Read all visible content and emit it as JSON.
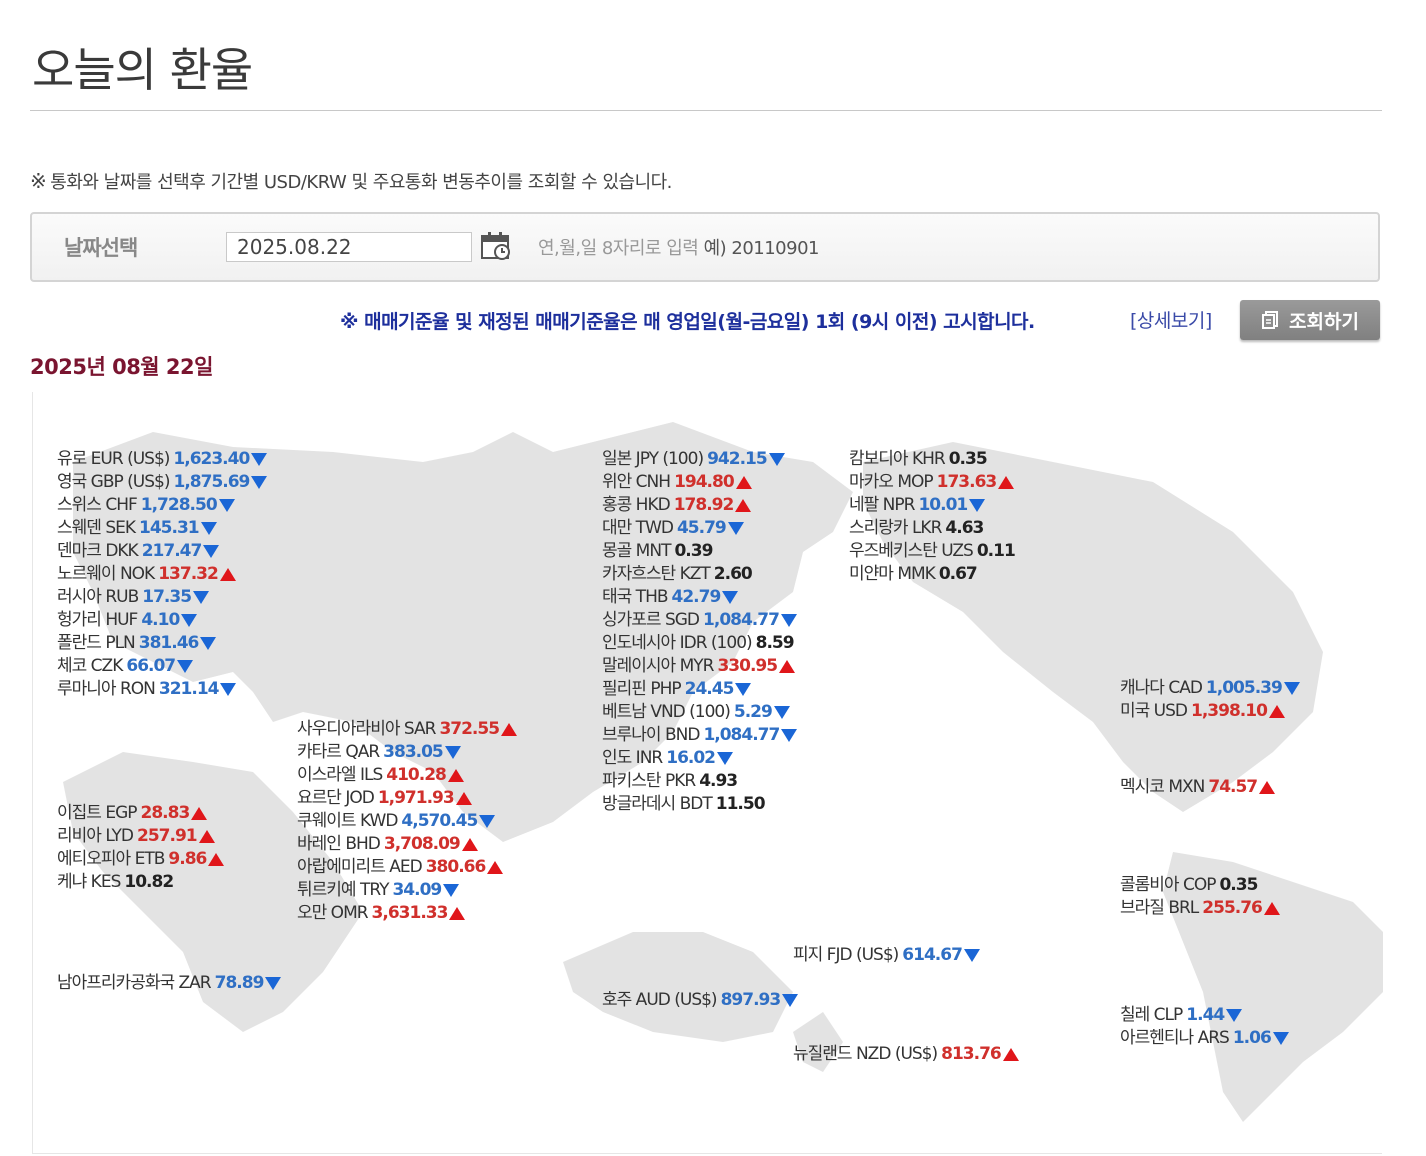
{
  "page": {
    "title": "오늘의 환율",
    "notice": "통화와 날짜를 선택후 기간별 USD/KRW 및 주요통화 변동추이를 조회할 수 있습니다.",
    "notice_mark": "※"
  },
  "search": {
    "date_label": "날짜선택",
    "date_value": "2025.08.22",
    "hint": "연,월,일 8자리로 입력",
    "example": "예) 20110901",
    "calendar_icon": "calendar-icon",
    "blue_notice": "※ 매매기준율 및 재정된 매매기준율은 매 영업일(월-금요일) 1회 (9시 이전) 고시합니다.",
    "detail_link": "[상세보기]",
    "search_button": "조회하기",
    "search_button_icon": "document-icon"
  },
  "date_heading": "2025년 08월 22일",
  "colors": {
    "up": "#d0302c",
    "down": "#2f6fc4",
    "heading": "#7a1530",
    "notice_blue": "#1d2f9c"
  },
  "groups": {
    "europe": [
      {
        "name": "유로 EUR (US$)",
        "value": "1,623.40",
        "trend": "down"
      },
      {
        "name": "영국 GBP (US$)",
        "value": "1,875.69",
        "trend": "down"
      },
      {
        "name": "스위스 CHF",
        "value": "1,728.50",
        "trend": "down"
      },
      {
        "name": "스웨덴 SEK",
        "value": "145.31",
        "trend": "down"
      },
      {
        "name": "덴마크 DKK",
        "value": "217.47",
        "trend": "down"
      },
      {
        "name": "노르웨이 NOK",
        "value": "137.32",
        "trend": "up"
      },
      {
        "name": "러시아 RUB",
        "value": "17.35",
        "trend": "down"
      },
      {
        "name": "헝가리 HUF",
        "value": "4.10",
        "trend": "down"
      },
      {
        "name": "폴란드 PLN",
        "value": "381.46",
        "trend": "down"
      },
      {
        "name": "체코 CZK",
        "value": "66.07",
        "trend": "down"
      },
      {
        "name": "루마니아 RON",
        "value": "321.14",
        "trend": "down"
      }
    ],
    "middle_east": [
      {
        "name": "사우디아라비아 SAR",
        "value": "372.55",
        "trend": "up"
      },
      {
        "name": "카타르 QAR",
        "value": "383.05",
        "trend": "down"
      },
      {
        "name": "이스라엘 ILS",
        "value": "410.28",
        "trend": "up"
      },
      {
        "name": "요르단 JOD",
        "value": "1,971.93",
        "trend": "up"
      },
      {
        "name": "쿠웨이트 KWD",
        "value": "4,570.45",
        "trend": "down"
      },
      {
        "name": "바레인 BHD",
        "value": "3,708.09",
        "trend": "up"
      },
      {
        "name": "아랍에미리트 AED",
        "value": "380.66",
        "trend": "up"
      },
      {
        "name": "튀르키예 TRY",
        "value": "34.09",
        "trend": "down"
      },
      {
        "name": "오만 OMR",
        "value": "3,631.33",
        "trend": "up"
      }
    ],
    "africa": [
      {
        "name": "이집트 EGP",
        "value": "28.83",
        "trend": "up"
      },
      {
        "name": "리비아 LYD",
        "value": "257.91",
        "trend": "up"
      },
      {
        "name": "에티오피아 ETB",
        "value": "9.86",
        "trend": "up"
      },
      {
        "name": "케냐 KES",
        "value": "10.82",
        "trend": "flat"
      }
    ],
    "south_africa": [
      {
        "name": "남아프리카공화국 ZAR",
        "value": "78.89",
        "trend": "down"
      }
    ],
    "east_asia": [
      {
        "name": "일본 JPY (100)",
        "value": "942.15",
        "trend": "down"
      },
      {
        "name": "위안 CNH",
        "value": "194.80",
        "trend": "up"
      },
      {
        "name": "홍콩 HKD",
        "value": "178.92",
        "trend": "up"
      },
      {
        "name": "대만 TWD",
        "value": "45.79",
        "trend": "down"
      },
      {
        "name": "몽골 MNT",
        "value": "0.39",
        "trend": "flat"
      },
      {
        "name": "카자흐스탄 KZT",
        "value": "2.60",
        "trend": "flat"
      },
      {
        "name": "태국 THB",
        "value": "42.79",
        "trend": "down"
      },
      {
        "name": "싱가포르 SGD",
        "value": "1,084.77",
        "trend": "down"
      },
      {
        "name": "인도네시아 IDR (100)",
        "value": "8.59",
        "trend": "flat"
      },
      {
        "name": "말레이시아 MYR",
        "value": "330.95",
        "trend": "up"
      },
      {
        "name": "필리핀 PHP",
        "value": "24.45",
        "trend": "down"
      },
      {
        "name": "베트남 VND (100)",
        "value": "5.29",
        "trend": "down"
      },
      {
        "name": "브루나이 BND",
        "value": "1,084.77",
        "trend": "down"
      },
      {
        "name": "인도 INR",
        "value": "16.02",
        "trend": "down"
      },
      {
        "name": "파키스탄 PKR",
        "value": "4.93",
        "trend": "flat"
      },
      {
        "name": "방글라데시 BDT",
        "value": "11.50",
        "trend": "flat"
      }
    ],
    "southeast_asia": [
      {
        "name": "캄보디아 KHR",
        "value": "0.35",
        "trend": "flat"
      },
      {
        "name": "마카오 MOP",
        "value": "173.63",
        "trend": "up"
      },
      {
        "name": "네팔 NPR",
        "value": "10.01",
        "trend": "down"
      },
      {
        "name": "스리랑카 LKR",
        "value": "4.63",
        "trend": "flat"
      },
      {
        "name": "우즈베키스탄 UZS",
        "value": "0.11",
        "trend": "flat"
      },
      {
        "name": "미얀마 MMK",
        "value": "0.67",
        "trend": "flat"
      }
    ],
    "north_america": [
      {
        "name": "캐나다 CAD",
        "value": "1,005.39",
        "trend": "down"
      },
      {
        "name": "미국 USD",
        "value": "1,398.10",
        "trend": "up"
      }
    ],
    "mexico": [
      {
        "name": "멕시코 MXN",
        "value": "74.57",
        "trend": "up"
      }
    ],
    "south_america": [
      {
        "name": "콜롬비아 COP",
        "value": "0.35",
        "trend": "flat"
      },
      {
        "name": "브라질 BRL",
        "value": "255.76",
        "trend": "up"
      }
    ],
    "fiji": [
      {
        "name": "피지 FJD (US$)",
        "value": "614.67",
        "trend": "down"
      }
    ],
    "australia": [
      {
        "name": "호주 AUD (US$)",
        "value": "897.93",
        "trend": "down"
      }
    ],
    "southern_cone": [
      {
        "name": "칠레 CLP",
        "value": "1.44",
        "trend": "down"
      },
      {
        "name": "아르헨티나 ARS",
        "value": "1.06",
        "trend": "down"
      }
    ],
    "new_zealand": [
      {
        "name": "뉴질랜드 NZD (US$)",
        "value": "813.76",
        "trend": "up"
      }
    ]
  }
}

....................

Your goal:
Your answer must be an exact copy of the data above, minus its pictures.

Task response:
Read all visible content and emit it as JSON.
{
  "page": {
    "title": "오늘의 환율",
    "notice": "통화와 날짜를 선택후 기간별 USD/KRW 및 주요통화 변동추이를 조회할 수 있습니다.",
    "notice_mark": "※"
  },
  "search": {
    "date_label": "날짜선택",
    "date_value": "2025.08.22",
    "hint": "연,월,일 8자리로 입력",
    "example": "예) 20110901",
    "calendar_icon": "calendar-icon",
    "blue_notice": "※ 매매기준율 및 재정된 매매기준율은 매 영업일(월-금요일) 1회 (9시 이전) 고시합니다.",
    "detail_link": "[상세보기]",
    "search_button": "조회하기",
    "search_button_icon": "document-icon"
  },
  "date_heading": "2025년 08월 22일",
  "colors": {
    "up": "#d0302c",
    "down": "#2f6fc4",
    "heading": "#7a1530",
    "notice_blue": "#1d2f9c"
  },
  "groups": {
    "europe": [
      {
        "name": "유로 EUR (US$)",
        "value": "1,623.40",
        "trend": "down"
      },
      {
        "name": "영국 GBP (US$)",
        "value": "1,875.69",
        "trend": "down"
      },
      {
        "name": "스위스 CHF",
        "value": "1,728.50",
        "trend": "down"
      },
      {
        "name": "스웨덴 SEK",
        "value": "145.31",
        "trend": "down"
      },
      {
        "name": "덴마크 DKK",
        "value": "217.47",
        "trend": "down"
      },
      {
        "name": "노르웨이 NOK",
        "value": "137.32",
        "trend": "up"
      },
      {
        "name": "러시아 RUB",
        "value": "17.35",
        "trend": "down"
      },
      {
        "name": "헝가리 HUF",
        "value": "4.10",
        "trend": "down"
      },
      {
        "name": "폴란드 PLN",
        "value": "381.46",
        "trend": "down"
      },
      {
        "name": "체코 CZK",
        "value": "66.07",
        "trend": "down"
      },
      {
        "name": "루마니아 RON",
        "value": "321.14",
        "trend": "down"
      }
    ],
    "middle_east": [
      {
        "name": "사우디아라비아 SAR",
        "value": "372.55",
        "trend": "up"
      },
      {
        "name": "카타르 QAR",
        "value": "383.05",
        "trend": "down"
      },
      {
        "name": "이스라엘 ILS",
        "value": "410.28",
        "trend": "up"
      },
      {
        "name": "요르단 JOD",
        "value": "1,971.93",
        "trend": "up"
      },
      {
        "name": "쿠웨이트 KWD",
        "value": "4,570.45",
        "trend": "down"
      },
      {
        "name": "바레인 BHD",
        "value": "3,708.09",
        "trend": "up"
      },
      {
        "name": "아랍에미리트 AED",
        "value": "380.66",
        "trend": "up"
      },
      {
        "name": "튀르키예 TRY",
        "value": "34.09",
        "trend": "down"
      },
      {
        "name": "오만 OMR",
        "value": "3,631.33",
        "trend": "up"
      }
    ],
    "africa": [
      {
        "name": "이집트 EGP",
        "value": "28.83",
        "trend": "up"
      },
      {
        "name": "리비아 LYD",
        "value": "257.91",
        "trend": "up"
      },
      {
        "name": "에티오피아 ETB",
        "value": "9.86",
        "trend": "up"
      },
      {
        "name": "케냐 KES",
        "value": "10.82",
        "trend": "flat"
      }
    ],
    "south_africa": [
      {
        "name": "남아프리카공화국 ZAR",
        "value": "78.89",
        "trend": "down"
      }
    ],
    "east_asia": [
      {
        "name": "일본 JPY (100)",
        "value": "942.15",
        "trend": "down"
      },
      {
        "name": "위안 CNH",
        "value": "194.80",
        "trend": "up"
      },
      {
        "name": "홍콩 HKD",
        "value": "178.92",
        "trend": "up"
      },
      {
        "name": "대만 TWD",
        "value": "45.79",
        "trend": "down"
      },
      {
        "name": "몽골 MNT",
        "value": "0.39",
        "trend": "flat"
      },
      {
        "name": "카자흐스탄 KZT",
        "value": "2.60",
        "trend": "flat"
      },
      {
        "name": "태국 THB",
        "value": "42.79",
        "trend": "down"
      },
      {
        "name": "싱가포르 SGD",
        "value": "1,084.77",
        "trend": "down"
      },
      {
        "name": "인도네시아 IDR (100)",
        "value": "8.59",
        "trend": "flat"
      },
      {
        "name": "말레이시아 MYR",
        "value": "330.95",
        "trend": "up"
      },
      {
        "name": "필리핀 PHP",
        "value": "24.45",
        "trend": "down"
      },
      {
        "name": "베트남 VND (100)",
        "value": "5.29",
        "trend": "down"
      },
      {
        "name": "브루나이 BND",
        "value": "1,084.77",
        "trend": "down"
      },
      {
        "name": "인도 INR",
        "value": "16.02",
        "trend": "down"
      },
      {
        "name": "파키스탄 PKR",
        "value": "4.93",
        "trend": "flat"
      },
      {
        "name": "방글라데시 BDT",
        "value": "11.50",
        "trend": "flat"
      }
    ],
    "southeast_asia": [
      {
        "name": "캄보디아 KHR",
        "value": "0.35",
        "trend": "flat"
      },
      {
        "name": "마카오 MOP",
        "value": "173.63",
        "trend": "up"
      },
      {
        "name": "네팔 NPR",
        "value": "10.01",
        "trend": "down"
      },
      {
        "name": "스리랑카 LKR",
        "value": "4.63",
        "trend": "flat"
      },
      {
        "name": "우즈베키스탄 UZS",
        "value": "0.11",
        "trend": "flat"
      },
      {
        "name": "미얀마 MMK",
        "value": "0.67",
        "trend": "flat"
      }
    ],
    "north_america": [
      {
        "name": "캐나다 CAD",
        "value": "1,005.39",
        "trend": "down"
      },
      {
        "name": "미국 USD",
        "value": "1,398.10",
        "trend": "up"
      }
    ],
    "mexico": [
      {
        "name": "멕시코 MXN",
        "value": "74.57",
        "trend": "up"
      }
    ],
    "south_america": [
      {
        "name": "콜롬비아 COP",
        "value": "0.35",
        "trend": "flat"
      },
      {
        "name": "브라질 BRL",
        "value": "255.76",
        "trend": "up"
      }
    ],
    "fiji": [
      {
        "name": "피지 FJD (US$)",
        "value": "614.67",
        "trend": "down"
      }
    ],
    "australia": [
      {
        "name": "호주 AUD (US$)",
        "value": "897.93",
        "trend": "down"
      }
    ],
    "southern_cone": [
      {
        "name": "칠레 CLP",
        "value": "1.44",
        "trend": "down"
      },
      {
        "name": "아르헨티나 ARS",
        "value": "1.06",
        "trend": "down"
      }
    ],
    "new_zealand": [
      {
        "name": "뉴질랜드 NZD (US$)",
        "value": "813.76",
        "trend": "up"
      }
    ]
  }
}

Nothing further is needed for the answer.